I just left my dentist’s office. After my third visit in the past six weeks, my dental hygienist finally gave me the thumbs up, and declared this cleaning to be over. When I first moved here to my little corner of South America, I was amazed that one procedure didn’t necessarily correspond to one visit; I’ve had previous cleanings that were done over a period of five sessions, and I even had one root canal that took six (one-hour!) sessions to complete. I still remember asking, nervously, how much all of this was costing me. When they told me that it wasn’t costing anything extra, that their goal was to complete each procedure until they achieved the desired results–no matter how long it took–they saw the confused look on my face, and chuckled.
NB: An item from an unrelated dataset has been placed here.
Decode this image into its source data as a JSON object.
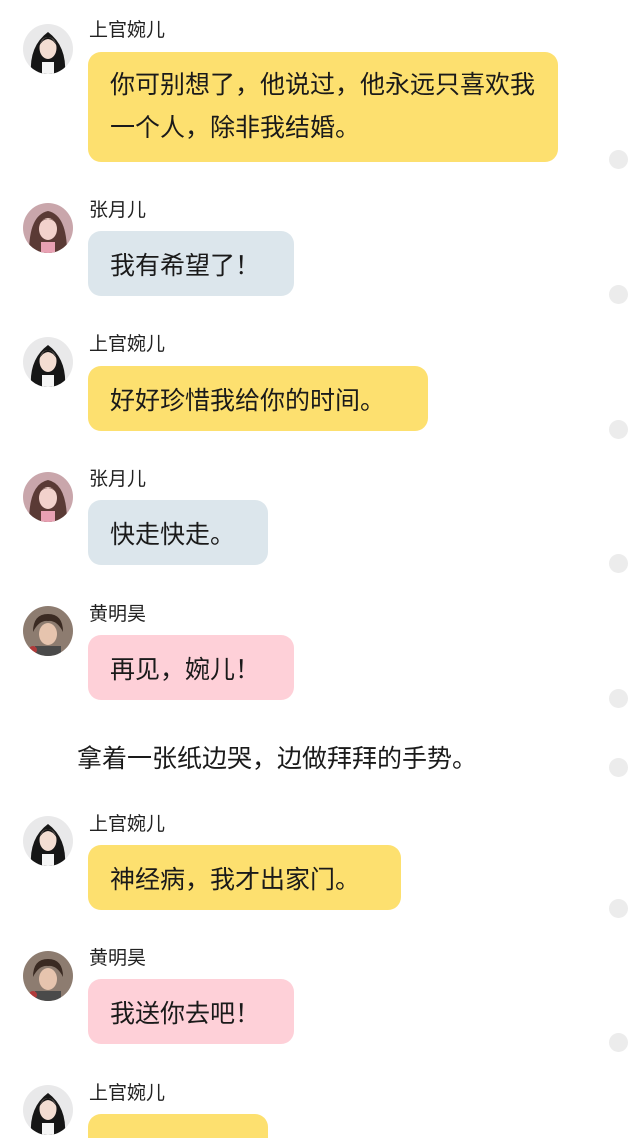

They were dumbfounded by my suggestion that I was being charged per visit, and asked me if anyone really charges patients in such a manner. (At that point, as I looked back on all of my medical visits while living in the United States, it was my turn to chuckle!)
Just a couple of days ago, I realized that I had not had a major flare in the past month. Of course, I stopped to wonder what, if anything, was different during the past few weeks. It’s certainly not the meds, as I’ve not taken any since early this year. The weather here in the southern hemisphere is turning warmer as we move into summer; while I know this helps we’ve also had our share of cold, rainy days during the month of November. My diet is unchanged, as are my exercise levels. The only thing that I could think of was all of this dental work that I’ve had done recently; to further bolster this theory is the fact that the exact same thing happened a couple of years ago: after what was then months of dental work (including the above-mentioned root canal,) I had an extended period where my RA symptoms were much lower than usual.
Might there be a connection between dental health and rheumatoid arthritis activity? Even though I haven’t read any of the reports in detail, over the past few years I have seen multiple headlines which referred to a connection between the two. And during the most recent Annual Scientific Meeting of the American College of Rheumatology, I did see many Tweets which talked about studies associated with periodontal disease and rheumatoid arthritis.
My dentist and my dental hygienist both know that I live with RA, and know that when I say that it’s sometimes just too painful to brush and floss, that I’m not just making up excuses. They tell me that my chronic illness is one of the reasons why they want to ensure that I achieve the best possible results during each one of my procedures. “A person’s gums are a window into a person’s immune system,” they told me during my previous visit. I had never heard such a thing…but the more I thought about it, the more sense it made.
So I’m curious: has anyone else noticed a connection between their dental health and their autoimmune arthritis activity?
Stay tuned…for the next adventure of Rheumatoid Arthritis Guy!